- Reduced the amount of waste.
Construction of the 450mm diameter outlet sewer was particularly difficult. The level of the existing upstream sewers and CSO meant that the pipes were 6m deep in challenging ground conditions. Heavy clay soils with groundwater fissures meant that the excavation required constant dewatering during the very wet winter months. Silt management was required and constantly maintained throughout the works to prevent any detriment to the adjacent watercourse.
Weholite was selected to supply the large diameter storage pipes. These were fabricated off-site and included manifold sections. They were delivered to site in units up to 10m long and welded together in situ by the supplier on site.
Installation of the storage pipes up to 4m deep was carried out by MMB. Early engagement with plant supplier Potter Plant Hire meant that use of a long-reach excavator was suggested. This improved the construction methodology as the 22m reach of the excavator meant that all construction activities could be carried out from one side of the excavation. This reduced the working area and the amount of plant required.
The 730m3 online storage was provided by 4 legs of 1400mm diameter, 120m long storage pipes. The site team developed an installation methodology with a bulldozer working in front of the pipe-layers to carry out the bulk of the excavation. An excavator working within the excavation set the final levels using a rotating laser, whilst the long-reach excavator laid pipe bedding, carried out the pipe installation and backfilled from the side of the excavation. Excluding earthworks, the pipe installation took approximately 4 weeks, allowing the excavation to be backfilled by Christmas.

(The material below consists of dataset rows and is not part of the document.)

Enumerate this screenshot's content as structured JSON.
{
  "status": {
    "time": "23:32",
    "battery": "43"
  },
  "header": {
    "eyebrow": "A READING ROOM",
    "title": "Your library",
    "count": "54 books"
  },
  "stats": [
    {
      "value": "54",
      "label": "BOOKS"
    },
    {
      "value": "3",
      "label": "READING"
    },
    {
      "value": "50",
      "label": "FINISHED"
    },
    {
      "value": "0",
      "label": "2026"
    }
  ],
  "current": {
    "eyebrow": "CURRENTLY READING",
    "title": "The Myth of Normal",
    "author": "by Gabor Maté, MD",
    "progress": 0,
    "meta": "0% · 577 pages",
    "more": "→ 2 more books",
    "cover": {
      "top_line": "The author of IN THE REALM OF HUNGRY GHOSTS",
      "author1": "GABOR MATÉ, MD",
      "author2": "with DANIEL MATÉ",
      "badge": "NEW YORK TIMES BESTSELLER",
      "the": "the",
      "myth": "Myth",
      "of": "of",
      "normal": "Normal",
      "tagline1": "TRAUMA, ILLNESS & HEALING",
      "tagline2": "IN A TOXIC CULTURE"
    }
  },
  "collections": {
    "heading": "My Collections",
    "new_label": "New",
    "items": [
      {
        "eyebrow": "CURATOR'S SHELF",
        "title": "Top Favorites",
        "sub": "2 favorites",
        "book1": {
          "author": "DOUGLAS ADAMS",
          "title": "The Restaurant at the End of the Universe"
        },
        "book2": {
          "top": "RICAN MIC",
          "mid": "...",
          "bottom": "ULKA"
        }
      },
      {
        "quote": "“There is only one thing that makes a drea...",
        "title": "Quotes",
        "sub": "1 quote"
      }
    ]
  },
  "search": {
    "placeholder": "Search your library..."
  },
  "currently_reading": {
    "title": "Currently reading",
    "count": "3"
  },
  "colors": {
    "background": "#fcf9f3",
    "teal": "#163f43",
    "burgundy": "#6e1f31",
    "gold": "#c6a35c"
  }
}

MMB constructed the access points, utilising Pecafil permanent formwork to form an internal shutter so that the cover slabs do not transfer load onto the plastic turrets. Flows were diverted and the 730m3 storage was the first part of the scheme to become operational, allowing additional flows to be passed forward into the downstream system.
The location of the scheme within the grounds of the Great Yorkshire Showground, a national event venue, presented additional challenges to the successful delivery of the scheme. Construction could not get underway until after the UCI Road World Championships cycling event at the end of September 2019. The site is also critical for the Great Yorkshire Show, which is held annually in July.
As soon as the outline design was finalised, the team liaised with the landowners to plan the delivery of the project so that it was acceptable to all parties. The 730m3 storage pipes were sited in a critical parking area for the Great Yorkshire Show, and vehicle access through all other areas was also essential for this event. The programme was adapted to install these elements as early as possible and a contingency plan developed to assure the landowner that the event would not be impacted by the works.
Prior to the site works commencing, planning permission was required to upgrade the site access and prune the overhanging trees. Following liaison with both the Arboriculture Officer and highways department, planning permission was granted. Identifying potential blockers such as this very early in the delivery process meant that they could be addressed and avoided impact on the construction programme.
Ecological surveys were carried out during the design phase and the potential for great crested newts, a protected species, was identified. As the work locations were fixed by the hydraulics of the existing system, mitigation measures were required. Specialist fencing was installed to stop any great crested newts entering the site as construction was underway prior to the weather being cold enough for hibernation. The construction team carried out toolbox talks and maintained the fencing throughout construction.
As part of the optioneering process the design team used The Carbon Portal, Mott MacDonald's in-house carbon assessment tool, to assess capital and operational carbon. The updated solution reduced the total carbon impact by 66%.
At the time of writing (May 2020) construction of the scheme is well underway with all works downstream of the CSO completed. Construction of the additional storage upstream of the CSO is ongoing and due to be completed by late summer 2020.